Element data from apps and pages
★ ★ ★ ★ ★ ★ ★
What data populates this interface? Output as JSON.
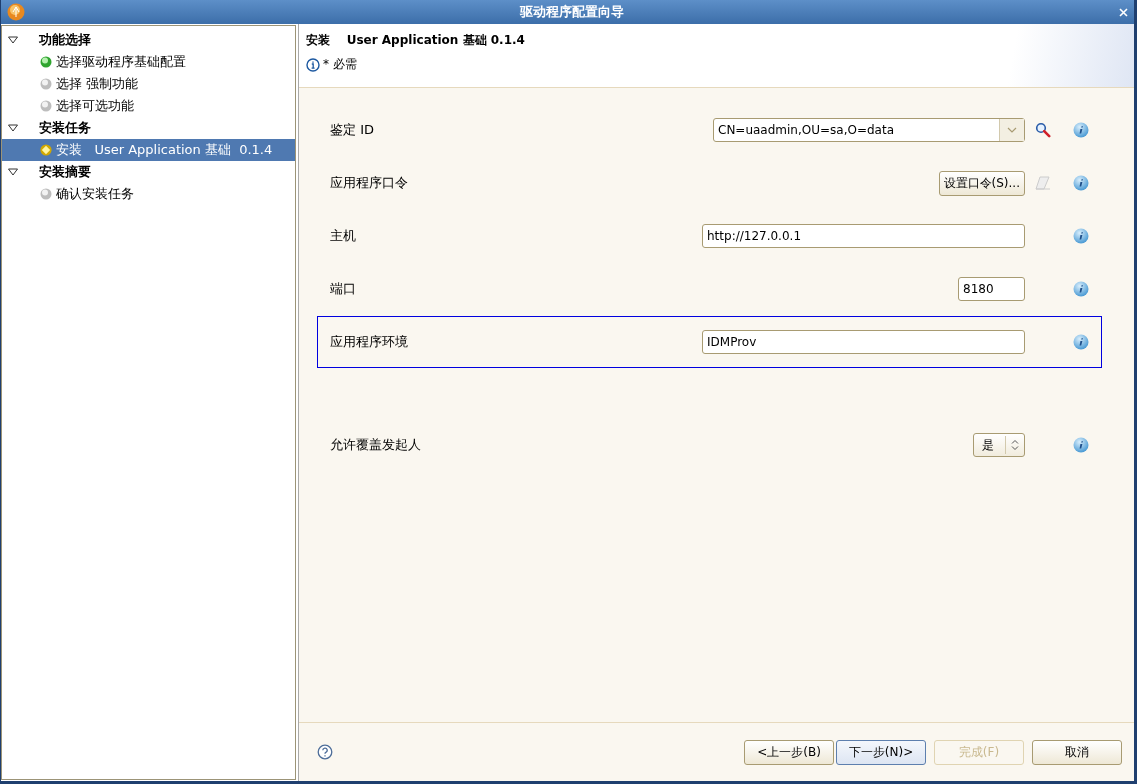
{
  "window": {
    "title": "驱动程序配置向导"
  },
  "tree": [
    {
      "label": "功能选择",
      "expanded": true,
      "children": [
        {
          "label": "选择驱动程序基础配置",
          "kind": "done",
          "selected": false
        },
        {
          "label": "选择 强制功能",
          "kind": "pending",
          "selected": false
        },
        {
          "label": "选择可选功能",
          "kind": "pending",
          "selected": false
        }
      ]
    },
    {
      "label": "安装任务",
      "expanded": true,
      "children": [
        {
          "label": "安装   User Application 基础  0.1.4",
          "kind": "current",
          "selected": true
        }
      ]
    },
    {
      "label": "安装摘要",
      "expanded": true,
      "children": [
        {
          "label": "确认安装任务",
          "kind": "pending",
          "selected": false
        }
      ]
    }
  ],
  "header": {
    "title": "安装    User Application 基础 0.1.4",
    "note": "* 必需"
  },
  "form": [
    {
      "kind": "combo",
      "label": "鉴定 ID",
      "value": "CN=uaadmin,OU=sa,O=data",
      "focused": false
    },
    {
      "kind": "button",
      "label": "应用程序口令",
      "button": "设置口令(S)...",
      "focused": false
    },
    {
      "kind": "text",
      "label": "主机",
      "value": "http://127.0.0.1",
      "focused": false
    },
    {
      "kind": "port",
      "label": "端口",
      "value": "8180",
      "focused": false
    },
    {
      "kind": "text",
      "label": "应用程序环境",
      "value": "IDMProv",
      "focused": true
    },
    {
      "kind": "select",
      "label": "允许覆盖发起人",
      "value": "是",
      "focused": false
    }
  ],
  "buttons": [
    {
      "label": "<上一步(B)",
      "default": false,
      "disabled": false
    },
    {
      "label": "下一步(N)>",
      "default": true,
      "disabled": false
    },
    {
      "label": "完成(F)",
      "default": false,
      "disabled": true
    },
    {
      "label": "取消",
      "default": false,
      "disabled": false
    }
  ]
}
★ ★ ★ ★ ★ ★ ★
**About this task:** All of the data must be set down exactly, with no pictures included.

**Reply:**
What data populates this interface? Output as JSON.
{
  "window": {
    "title": "驱动程序配置向导"
  },
  "tree": [
    {
      "label": "功能选择",
      "expanded": true,
      "children": [
        {
          "label": "选择驱动程序基础配置",
          "kind": "done",
          "selected": false
        },
        {
          "label": "选择 强制功能",
          "kind": "pending",
          "selected": false
        },
        {
          "label": "选择可选功能",
          "kind": "pending",
          "selected": false
        }
      ]
    },
    {
      "label": "安装任务",
      "expanded": true,
      "children": [
        {
          "label": "安装   User Application 基础  0.1.4",
          "kind": "current",
          "selected": true
        }
      ]
    },
    {
      "label": "安装摘要",
      "expanded": true,
      "children": [
        {
          "label": "确认安装任务",
          "kind": "pending",
          "selected": false
        }
      ]
    }
  ],
  "header": {
    "title": "安装    User Application 基础 0.1.4",
    "note": "* 必需"
  },
  "form": [
    {
      "kind": "combo",
      "label": "鉴定 ID",
      "value": "CN=uaadmin,OU=sa,O=data",
      "focused": false
    },
    {
      "kind": "button",
      "label": "应用程序口令",
      "button": "设置口令(S)...",
      "focused": false
    },
    {
      "kind": "text",
      "label": "主机",
      "value": "http://127.0.0.1",
      "focused": false
    },
    {
      "kind": "port",
      "label": "端口",
      "value": "8180",
      "focused": false
    },
    {
      "kind": "text",
      "label": "应用程序环境",
      "value": "IDMProv",
      "focused": true
    },
    {
      "kind": "select",
      "label": "允许覆盖发起人",
      "value": "是",
      "focused": false
    }
  ],
  "buttons": [
    {
      "label": "<上一步(B)",
      "default": false,
      "disabled": false
    },
    {
      "label": "下一步(N)>",
      "default": true,
      "disabled": false
    },
    {
      "label": "完成(F)",
      "default": false,
      "disabled": true
    },
    {
      "label": "取消",
      "default": false,
      "disabled": false
    }
  ]
}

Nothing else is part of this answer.